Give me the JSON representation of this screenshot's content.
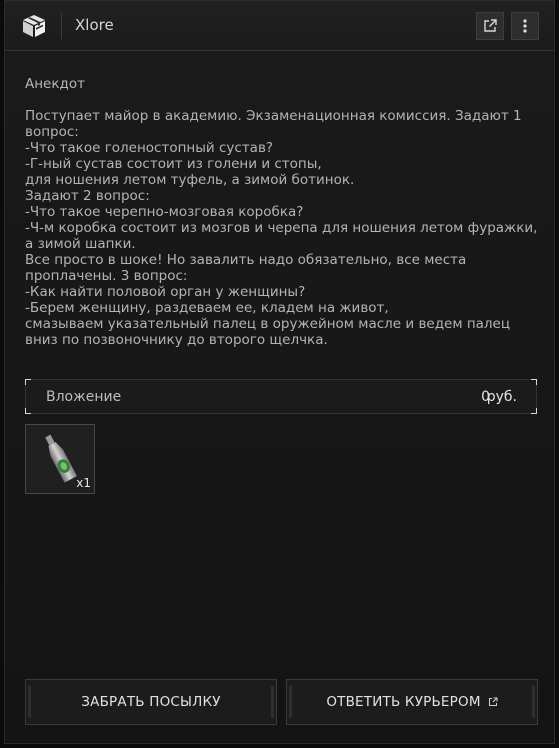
{
  "titlebar": {
    "title": "Xlore",
    "app_icon": "package-box-icon",
    "external_icon": "external-link-icon",
    "menu_icon": "vertical-dots-icon"
  },
  "message": {
    "subject": "Анекдот",
    "lines": [
      "Поступает майор в академию. Экзаменационная комиссия. Задают 1",
      "вопрос:",
      "-Что такое голеностопный сустав?",
      "-Г-ный сустав состоит из голени и стопы,",
      "для ношения летом туфель, а зимой ботинок.",
      "Задают 2 вопрос:",
      "-Что такое черепно-мозговая коробка?",
      "-Ч-м коробка состоит из мозгов и черепа для ношения летом фуражки,",
      "а зимой шапки.",
      "Все просто в шоке! Но завалить надо обязательно, все места",
      "проплачены. 3 вопрос:",
      "-Как найти половой орган у женщины?",
      "-Берем женщину, раздеваем ее, кладем на живот,",
      "смазываем указательный палец в оружейном масле и ведем палец",
      "вниз по позвоночнику до второго щелчка."
    ]
  },
  "attachment": {
    "label": "Вложение",
    "amount": "0",
    "currency": "руб.",
    "item": {
      "icon": "bottle-item-icon",
      "count": "x1"
    }
  },
  "actions": {
    "collect_label": "ЗАБРАТЬ ПОСЫЛКУ",
    "reply_label": "ОТВЕТИТЬ КУРЬЕРОМ",
    "reply_icon": "external-link-icon"
  }
}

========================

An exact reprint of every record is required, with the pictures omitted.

● **REPLY**:
Give me the JSON representation of this screenshot's content.
{
  "titlebar": {
    "title": "Xlore",
    "app_icon": "package-box-icon",
    "external_icon": "external-link-icon",
    "menu_icon": "vertical-dots-icon"
  },
  "message": {
    "subject": "Анекдот",
    "lines": [
      "Поступает майор в академию. Экзаменационная комиссия. Задают 1",
      "вопрос:",
      "-Что такое голеностопный сустав?",
      "-Г-ный сустав состоит из голени и стопы,",
      "для ношения летом туфель, а зимой ботинок.",
      "Задают 2 вопрос:",
      "-Что такое черепно-мозговая коробка?",
      "-Ч-м коробка состоит из мозгов и черепа для ношения летом фуражки,",
      "а зимой шапки.",
      "Все просто в шоке! Но завалить надо обязательно, все места",
      "проплачены. 3 вопрос:",
      "-Как найти половой орган у женщины?",
      "-Берем женщину, раздеваем ее, кладем на живот,",
      "смазываем указательный палец в оружейном масле и ведем палец",
      "вниз по позвоночнику до второго щелчка."
    ]
  },
  "attachment": {
    "label": "Вложение",
    "amount": "0",
    "currency": "руб.",
    "item": {
      "icon": "bottle-item-icon",
      "count": "x1"
    }
  },
  "actions": {
    "collect_label": "ЗАБРАТЬ ПОСЫЛКУ",
    "reply_label": "ОТВЕТИТЬ КУРЬЕРОМ",
    "reply_icon": "external-link-icon"
  }
}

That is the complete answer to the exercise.